The newly formed Texas A&M Emergency Management Advisory Group (TEMAG) brings together more than 85 experts from a variety of disciplines, including infectious disease, virology, medicine, emergency management, supply chain management, international affairs and more. TEMAG will support the state through the Texas Division of Emergency Management and the Texas Department of State Health Services.
In a Thursday afternoon phone interview, TEMAG Co-Chair Allison Ficht said that the university has been in contact with state and local officials and entities — including Nim Kidd, who serves as the chief of the Texas Division of Emergency Management — in recent weeks to find ways to assist. A pharmacy group is working with supply chain engineers to address drug shortages, Ficht said, and soil and crop scientists are partnering with electrical and computer engineers on coronavirus-related X-ray imaging, among other collaborations.
“This effort brought together people who might never have worked together or have collaborated together — or even met each other,” said Ficht, who is senior associate vice president for research at A&M. “They’re learning to direct their research in completely new and novel ways.”
“When you get these different disciplines together, they think very differently about problems — and they come up with amazing solutions,” Ficht said. “I think faculty are really stepping up to direct their research in these new ways and contribute to the greater good. That’s what we do at A&M.”
Texas A&M Vice President for Research Mark A. Barteau shared a similar perspective on the group, which he said is growing daily and now has more than 85 members from various fields of expertise.
“This is an all-of-society challenge, and I think we have the expertise here that matches that challenge,” Barteau said. “We have people stepping up every day and saying ‘Oh, yeah, I can contribute.’ I think it is already having a significant value and will continue to have more — not just on producing materials, but on providing modeling information and things that can help decision-makers to make more informed decisions.”
In a Thursday afternoon press conference, Brazos County Alternate Health Authority Dr. Seth Sullivan praised the Texas A&M School of Public Health for its help in modeling potential COVID-19-related trajectories.
According to an A&M press release, Texas A&M scientists are creating an infectious disease model to assist state officials in their decision-making process as they work to combat COVID-19. TEMAG member Murray J. Côté, associate professor at the School of Public Health, leads the research team that is creating the model.
“State officials asked for the model,” the release reads, “which will improve their ability to better anticipate the spread of infectious disease as well as sudden stress on the availability of medical supplies, equipment and personal protective gear.”
Additionally, engineers at Texas A&M have responded to the dearth of personal protection masks by developing a method to construct N95 masks out of air conditioning filters and other readily available materials.
Gerald Parker, director of the Pandemic and Biosecurity Policy Program within the Bush School of Government and Public Service, chairs the emergency management group along with Ficht, according to the TEMAG website.

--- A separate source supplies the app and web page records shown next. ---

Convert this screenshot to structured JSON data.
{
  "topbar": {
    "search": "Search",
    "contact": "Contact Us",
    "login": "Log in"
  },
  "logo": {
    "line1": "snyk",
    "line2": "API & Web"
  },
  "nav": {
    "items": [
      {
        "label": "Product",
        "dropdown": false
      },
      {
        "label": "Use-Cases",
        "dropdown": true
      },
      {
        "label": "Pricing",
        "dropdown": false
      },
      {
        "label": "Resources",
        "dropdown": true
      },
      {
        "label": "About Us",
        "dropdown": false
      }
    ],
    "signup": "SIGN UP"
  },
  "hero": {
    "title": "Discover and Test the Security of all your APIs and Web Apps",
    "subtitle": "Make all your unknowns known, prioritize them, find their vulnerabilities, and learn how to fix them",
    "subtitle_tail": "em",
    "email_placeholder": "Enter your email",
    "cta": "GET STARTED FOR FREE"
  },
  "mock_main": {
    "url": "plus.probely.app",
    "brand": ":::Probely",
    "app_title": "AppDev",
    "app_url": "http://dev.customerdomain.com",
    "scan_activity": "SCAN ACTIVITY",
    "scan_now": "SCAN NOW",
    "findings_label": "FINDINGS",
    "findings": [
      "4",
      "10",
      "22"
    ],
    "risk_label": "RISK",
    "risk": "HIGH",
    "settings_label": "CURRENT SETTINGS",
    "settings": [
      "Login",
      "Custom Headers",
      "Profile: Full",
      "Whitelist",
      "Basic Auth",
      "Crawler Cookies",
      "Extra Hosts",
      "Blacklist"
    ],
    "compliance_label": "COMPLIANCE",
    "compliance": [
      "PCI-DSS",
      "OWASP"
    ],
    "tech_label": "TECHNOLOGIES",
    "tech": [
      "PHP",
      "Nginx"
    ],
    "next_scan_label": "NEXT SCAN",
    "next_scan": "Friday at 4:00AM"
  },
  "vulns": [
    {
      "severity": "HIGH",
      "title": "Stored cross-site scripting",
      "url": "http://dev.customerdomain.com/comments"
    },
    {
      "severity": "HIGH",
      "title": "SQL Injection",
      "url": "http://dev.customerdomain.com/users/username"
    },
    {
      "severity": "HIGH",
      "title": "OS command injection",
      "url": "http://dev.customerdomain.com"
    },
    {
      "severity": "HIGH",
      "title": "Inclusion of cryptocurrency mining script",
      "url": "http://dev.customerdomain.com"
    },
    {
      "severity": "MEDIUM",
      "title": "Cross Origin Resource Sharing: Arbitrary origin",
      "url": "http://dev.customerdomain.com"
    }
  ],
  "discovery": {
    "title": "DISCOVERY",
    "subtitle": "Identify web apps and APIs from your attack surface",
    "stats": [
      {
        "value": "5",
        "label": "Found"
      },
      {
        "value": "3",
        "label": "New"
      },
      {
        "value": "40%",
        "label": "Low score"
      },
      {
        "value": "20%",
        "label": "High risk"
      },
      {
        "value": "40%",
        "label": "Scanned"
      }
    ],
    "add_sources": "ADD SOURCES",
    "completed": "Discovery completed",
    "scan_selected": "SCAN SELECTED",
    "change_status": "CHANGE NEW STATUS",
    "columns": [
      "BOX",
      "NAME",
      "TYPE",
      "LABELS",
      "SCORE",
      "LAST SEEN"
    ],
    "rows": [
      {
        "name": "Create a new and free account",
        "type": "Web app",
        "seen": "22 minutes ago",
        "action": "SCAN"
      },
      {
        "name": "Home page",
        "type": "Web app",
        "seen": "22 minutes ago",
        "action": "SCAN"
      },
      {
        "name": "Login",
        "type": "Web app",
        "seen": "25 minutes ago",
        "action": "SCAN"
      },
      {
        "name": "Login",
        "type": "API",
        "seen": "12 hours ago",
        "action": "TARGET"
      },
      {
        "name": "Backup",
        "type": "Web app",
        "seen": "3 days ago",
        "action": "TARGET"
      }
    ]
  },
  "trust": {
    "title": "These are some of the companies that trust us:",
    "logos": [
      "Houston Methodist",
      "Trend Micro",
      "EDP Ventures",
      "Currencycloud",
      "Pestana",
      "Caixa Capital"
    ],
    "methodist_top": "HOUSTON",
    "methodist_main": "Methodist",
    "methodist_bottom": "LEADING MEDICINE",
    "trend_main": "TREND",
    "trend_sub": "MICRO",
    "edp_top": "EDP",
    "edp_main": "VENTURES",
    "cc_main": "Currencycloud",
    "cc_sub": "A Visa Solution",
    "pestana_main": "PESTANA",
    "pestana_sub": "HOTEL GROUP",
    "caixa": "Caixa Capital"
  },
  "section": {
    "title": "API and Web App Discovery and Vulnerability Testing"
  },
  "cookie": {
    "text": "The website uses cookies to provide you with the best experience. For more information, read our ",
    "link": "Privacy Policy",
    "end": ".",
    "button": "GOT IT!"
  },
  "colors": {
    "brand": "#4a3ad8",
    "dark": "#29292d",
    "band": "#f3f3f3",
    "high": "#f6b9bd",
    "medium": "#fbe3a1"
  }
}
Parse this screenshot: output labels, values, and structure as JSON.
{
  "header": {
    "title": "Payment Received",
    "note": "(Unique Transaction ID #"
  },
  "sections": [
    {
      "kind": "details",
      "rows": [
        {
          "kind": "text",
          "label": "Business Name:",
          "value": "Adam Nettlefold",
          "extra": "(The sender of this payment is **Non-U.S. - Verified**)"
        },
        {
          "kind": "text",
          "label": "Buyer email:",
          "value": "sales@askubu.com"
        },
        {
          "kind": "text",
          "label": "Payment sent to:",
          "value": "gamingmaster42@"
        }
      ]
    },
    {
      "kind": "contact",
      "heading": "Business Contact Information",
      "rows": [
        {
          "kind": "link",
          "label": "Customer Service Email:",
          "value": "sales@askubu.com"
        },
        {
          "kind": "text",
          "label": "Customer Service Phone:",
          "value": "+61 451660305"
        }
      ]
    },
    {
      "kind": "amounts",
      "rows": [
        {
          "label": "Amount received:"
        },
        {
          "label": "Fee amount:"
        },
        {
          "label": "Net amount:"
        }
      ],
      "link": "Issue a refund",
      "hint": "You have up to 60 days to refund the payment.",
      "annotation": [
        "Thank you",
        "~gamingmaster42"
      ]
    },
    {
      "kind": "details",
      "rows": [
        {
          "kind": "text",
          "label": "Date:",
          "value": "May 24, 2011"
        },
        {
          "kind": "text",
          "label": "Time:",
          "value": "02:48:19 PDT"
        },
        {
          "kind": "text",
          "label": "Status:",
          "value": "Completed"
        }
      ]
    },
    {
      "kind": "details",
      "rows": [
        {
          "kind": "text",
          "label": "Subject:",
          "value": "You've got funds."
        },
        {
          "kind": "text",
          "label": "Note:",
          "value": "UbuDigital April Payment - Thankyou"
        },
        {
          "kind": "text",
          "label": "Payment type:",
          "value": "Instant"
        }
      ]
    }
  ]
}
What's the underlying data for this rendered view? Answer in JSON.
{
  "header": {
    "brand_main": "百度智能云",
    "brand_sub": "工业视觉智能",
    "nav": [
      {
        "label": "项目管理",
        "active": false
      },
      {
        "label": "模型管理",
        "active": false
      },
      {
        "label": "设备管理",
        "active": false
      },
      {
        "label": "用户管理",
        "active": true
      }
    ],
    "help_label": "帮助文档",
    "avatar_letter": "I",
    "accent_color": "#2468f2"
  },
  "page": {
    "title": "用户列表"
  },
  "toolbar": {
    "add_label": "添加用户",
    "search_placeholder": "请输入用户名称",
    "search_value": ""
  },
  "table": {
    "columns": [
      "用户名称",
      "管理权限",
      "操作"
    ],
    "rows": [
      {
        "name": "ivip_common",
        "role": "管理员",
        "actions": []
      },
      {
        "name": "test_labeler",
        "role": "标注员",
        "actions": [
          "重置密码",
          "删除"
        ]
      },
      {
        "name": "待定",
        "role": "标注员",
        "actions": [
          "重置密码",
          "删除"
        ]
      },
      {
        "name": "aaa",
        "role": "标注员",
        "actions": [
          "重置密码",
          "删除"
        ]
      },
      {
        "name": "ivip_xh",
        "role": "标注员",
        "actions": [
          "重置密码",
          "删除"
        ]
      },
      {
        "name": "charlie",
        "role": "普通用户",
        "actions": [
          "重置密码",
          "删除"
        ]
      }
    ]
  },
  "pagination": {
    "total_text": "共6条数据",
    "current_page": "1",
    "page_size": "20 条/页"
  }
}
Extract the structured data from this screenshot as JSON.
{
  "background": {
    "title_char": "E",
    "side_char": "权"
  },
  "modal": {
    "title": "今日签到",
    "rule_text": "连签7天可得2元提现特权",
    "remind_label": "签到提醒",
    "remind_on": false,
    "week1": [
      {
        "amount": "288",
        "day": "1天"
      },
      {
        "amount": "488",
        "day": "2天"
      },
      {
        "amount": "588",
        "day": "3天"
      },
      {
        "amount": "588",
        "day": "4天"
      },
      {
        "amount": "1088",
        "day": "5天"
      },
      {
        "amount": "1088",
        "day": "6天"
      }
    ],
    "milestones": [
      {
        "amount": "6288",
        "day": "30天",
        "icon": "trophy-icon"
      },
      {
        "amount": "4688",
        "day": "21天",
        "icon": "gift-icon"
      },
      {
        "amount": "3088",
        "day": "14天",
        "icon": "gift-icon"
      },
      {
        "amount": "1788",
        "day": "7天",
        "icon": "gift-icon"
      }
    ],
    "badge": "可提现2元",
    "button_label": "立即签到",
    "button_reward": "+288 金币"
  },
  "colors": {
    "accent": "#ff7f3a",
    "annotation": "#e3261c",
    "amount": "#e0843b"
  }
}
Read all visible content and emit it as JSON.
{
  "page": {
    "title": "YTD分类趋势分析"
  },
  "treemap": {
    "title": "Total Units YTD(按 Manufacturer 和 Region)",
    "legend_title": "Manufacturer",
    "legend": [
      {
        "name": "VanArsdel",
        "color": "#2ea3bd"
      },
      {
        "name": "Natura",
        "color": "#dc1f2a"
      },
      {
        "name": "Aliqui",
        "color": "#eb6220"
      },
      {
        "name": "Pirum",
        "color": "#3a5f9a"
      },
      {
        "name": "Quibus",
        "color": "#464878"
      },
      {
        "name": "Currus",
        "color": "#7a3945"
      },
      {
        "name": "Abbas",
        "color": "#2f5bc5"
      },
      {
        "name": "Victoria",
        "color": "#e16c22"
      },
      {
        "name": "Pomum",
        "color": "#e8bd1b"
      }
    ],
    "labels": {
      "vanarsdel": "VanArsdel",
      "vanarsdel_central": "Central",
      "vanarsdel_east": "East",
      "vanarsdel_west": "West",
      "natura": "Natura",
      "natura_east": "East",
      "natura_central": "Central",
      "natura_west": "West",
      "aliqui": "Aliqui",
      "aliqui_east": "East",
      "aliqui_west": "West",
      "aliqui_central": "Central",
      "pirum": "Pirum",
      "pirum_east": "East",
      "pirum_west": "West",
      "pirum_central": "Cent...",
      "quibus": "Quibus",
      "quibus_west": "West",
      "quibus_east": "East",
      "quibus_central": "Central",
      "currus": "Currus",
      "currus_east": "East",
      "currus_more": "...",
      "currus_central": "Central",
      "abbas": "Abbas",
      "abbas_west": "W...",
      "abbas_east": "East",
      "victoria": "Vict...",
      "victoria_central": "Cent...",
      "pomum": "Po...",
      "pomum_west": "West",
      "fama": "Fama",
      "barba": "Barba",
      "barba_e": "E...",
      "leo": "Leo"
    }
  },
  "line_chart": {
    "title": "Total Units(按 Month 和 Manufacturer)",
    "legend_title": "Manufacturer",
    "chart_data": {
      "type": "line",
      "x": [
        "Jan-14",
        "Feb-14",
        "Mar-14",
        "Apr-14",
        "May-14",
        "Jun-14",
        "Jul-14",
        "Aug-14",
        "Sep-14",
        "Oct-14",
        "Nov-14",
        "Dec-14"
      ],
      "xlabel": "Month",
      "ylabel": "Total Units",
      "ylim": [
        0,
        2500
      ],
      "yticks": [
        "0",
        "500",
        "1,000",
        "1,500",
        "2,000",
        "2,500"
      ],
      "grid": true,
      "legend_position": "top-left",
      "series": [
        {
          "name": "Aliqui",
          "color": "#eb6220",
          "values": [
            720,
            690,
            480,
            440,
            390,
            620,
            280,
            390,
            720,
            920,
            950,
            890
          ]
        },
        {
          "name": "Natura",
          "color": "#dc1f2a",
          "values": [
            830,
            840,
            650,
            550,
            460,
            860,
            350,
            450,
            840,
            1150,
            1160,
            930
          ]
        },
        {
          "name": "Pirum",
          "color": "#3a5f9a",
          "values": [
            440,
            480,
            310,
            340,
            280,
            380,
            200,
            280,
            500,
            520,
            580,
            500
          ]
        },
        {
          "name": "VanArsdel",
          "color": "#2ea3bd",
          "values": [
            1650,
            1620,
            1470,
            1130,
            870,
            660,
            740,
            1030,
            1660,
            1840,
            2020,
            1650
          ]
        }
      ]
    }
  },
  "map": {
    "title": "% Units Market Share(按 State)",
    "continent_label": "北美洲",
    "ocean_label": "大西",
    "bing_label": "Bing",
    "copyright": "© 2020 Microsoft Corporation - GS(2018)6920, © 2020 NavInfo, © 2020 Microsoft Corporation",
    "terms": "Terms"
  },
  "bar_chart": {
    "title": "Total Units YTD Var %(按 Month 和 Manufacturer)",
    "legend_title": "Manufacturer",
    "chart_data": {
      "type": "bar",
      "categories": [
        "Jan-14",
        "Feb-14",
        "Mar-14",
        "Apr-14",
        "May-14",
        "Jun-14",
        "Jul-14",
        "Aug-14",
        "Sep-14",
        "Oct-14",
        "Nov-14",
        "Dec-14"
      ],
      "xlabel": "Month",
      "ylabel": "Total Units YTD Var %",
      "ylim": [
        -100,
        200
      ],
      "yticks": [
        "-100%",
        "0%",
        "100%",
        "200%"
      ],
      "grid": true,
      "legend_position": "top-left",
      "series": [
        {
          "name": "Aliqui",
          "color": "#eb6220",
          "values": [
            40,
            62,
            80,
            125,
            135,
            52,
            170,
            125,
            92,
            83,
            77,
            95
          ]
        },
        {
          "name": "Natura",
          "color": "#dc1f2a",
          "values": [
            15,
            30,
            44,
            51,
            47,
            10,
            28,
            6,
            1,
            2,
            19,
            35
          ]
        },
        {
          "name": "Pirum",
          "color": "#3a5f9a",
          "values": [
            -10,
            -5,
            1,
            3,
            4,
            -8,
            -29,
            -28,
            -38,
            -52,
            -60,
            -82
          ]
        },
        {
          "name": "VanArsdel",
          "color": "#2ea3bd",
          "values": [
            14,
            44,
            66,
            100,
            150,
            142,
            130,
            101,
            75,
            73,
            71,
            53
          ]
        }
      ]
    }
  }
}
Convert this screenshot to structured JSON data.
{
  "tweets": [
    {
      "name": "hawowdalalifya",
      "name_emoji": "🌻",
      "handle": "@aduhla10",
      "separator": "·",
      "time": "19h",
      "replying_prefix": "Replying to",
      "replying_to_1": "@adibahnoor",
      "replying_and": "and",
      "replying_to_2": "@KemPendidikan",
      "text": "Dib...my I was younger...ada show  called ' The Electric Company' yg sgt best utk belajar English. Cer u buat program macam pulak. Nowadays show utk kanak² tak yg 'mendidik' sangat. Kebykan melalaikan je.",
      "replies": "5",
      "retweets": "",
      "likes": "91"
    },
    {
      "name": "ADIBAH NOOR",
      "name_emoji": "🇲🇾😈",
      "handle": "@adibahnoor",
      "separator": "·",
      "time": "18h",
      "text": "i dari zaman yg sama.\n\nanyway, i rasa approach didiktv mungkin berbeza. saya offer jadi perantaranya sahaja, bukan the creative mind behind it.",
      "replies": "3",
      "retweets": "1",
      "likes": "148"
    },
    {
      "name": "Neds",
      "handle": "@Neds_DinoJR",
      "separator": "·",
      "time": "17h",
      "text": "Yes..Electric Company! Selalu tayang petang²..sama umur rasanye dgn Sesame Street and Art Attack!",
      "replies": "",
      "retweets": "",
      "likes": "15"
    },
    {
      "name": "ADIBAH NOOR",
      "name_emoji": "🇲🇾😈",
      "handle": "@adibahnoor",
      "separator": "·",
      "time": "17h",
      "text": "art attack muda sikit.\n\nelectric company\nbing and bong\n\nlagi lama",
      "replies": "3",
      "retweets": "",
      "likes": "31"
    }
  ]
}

Barteau, A&M’s vice president for research, said that the multidisciplinary nature of the emergency response group could lead to long-lasting benefits.
“I think that a lot of the connections that are being made now are going to continue to pay off after this crisis is over — that people will discover new collaborators and resources within the university that will help increase the level of our research and our public service, as well as grow our ability to respond to future crises,” he said.